Fifteen people, using a music business, "Outta They League," as a front for a drug distribution operation in southern and central New York, were charged Thursday in White Plains federal court for drug trafficking, according to Preet Bharara, the U.S. Attorney for the Southern District of New York.
Calling themselves OTL, after the music business, the 15 members are accused of distributing multiple kilograms of cocaine throughout southern and central New York, including Poughkeepsie, Bharara said.
Twelve were taken into custody Thursday in White Plains. Malcolm Kinyon, the business owner, was previously arrested, and two others, Davion McAdams and Anton Miller remain at large, Bharara said.
“The defendants charged today allegedly used a music company, ‘Outta They League,’ as a front to run their drug trafficking business. These arrests take ‘Outta They League’ out of the business of drugs and violence. We thank the FBI, the New York State Police, the U.S. Attorney’s Office for the Northern District of New York, and our many local law enforcement partners for their extraordinary partnership on this case,” he said.
Individual OTL members and associates, including Brian Bowman, aka "Pony," Aaron Hardy, Nicholas Leyva, aka "Stay High," Davion McAdam, aka "Goat," Dante McNair, aka "Tay,", Jaquan McNair, aka "Quannie," Anton Miller, aka, "Anton Singleton, and aka "Nord," Daniel Spotard, aka "D," Vaughn Stokes, aka "Qua," Star Bermudez, Derrick Ensley, aka "Dirk," and Bryan Whittle, aka "Tall B," obtained wholesale quantities of cocaine on consignment from Kinyon, and then would resell they drugs and use the proceeds to repay him. Kinyon would then reinvest the money in additional drugs to keep the business afloat, Bharara said.
Neither the hometowns nor photos of those charged have been released.
They were all charged with narcotics conspiracy, and all but Jaquan McNair were charged with conspiracy to commit money laundering. If convicted, they face a minimum of 10 years for narcotics conspiracy and a maximum of life in prison. In addition, those charged with money laundering face another maximum of 20 years. The leader, Kinyon also faces 10 years for firearms trafficking.
Despite the negligible amounts of income derived from music, a bank account maintained by OTL received in excess of one million dollars between June 2013 through Jan. 2016, Bharara said.

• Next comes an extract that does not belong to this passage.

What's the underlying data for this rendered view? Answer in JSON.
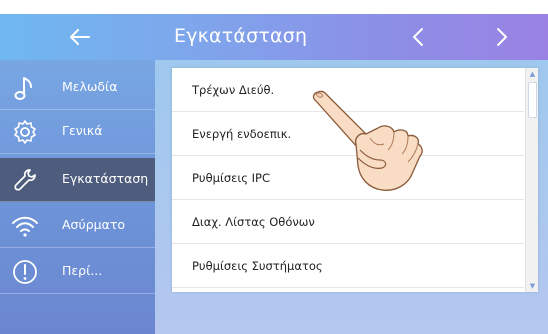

In addition to trafficking narcotics, OTL members threatened the use of violence to keep dealers in line. OTL members and associates have been recorded discussing the use of violence, including the use of firearms and physical assaults, to ensure repayment for drug debts and to deter co-conspirators from providing information to law enforcement, the indictment said.
Kinyon was also charged with trafficking in firearms purchased in Virginia and brought to New York for resale to OTL members and associates.
“We are grateful for the coordinated efforts of our partners in law enforcement in bringing a successful indictment against these individuals," said City of Poughkeepsie Acting Police Chief Thomas Pape. "Mr. Bharara has once again shown that criminal activity will not be tolerated and that he will successfully coordinate efforts between federal, state and local law enforcement agencies to arrest and prosecute those responsible for crimes committed in our communities.”
Bharara praised the investigative work of the FBI, the New York State Police, the Dutchess County Sheriff’s Office, and the City of Poughkeepsie Police Department.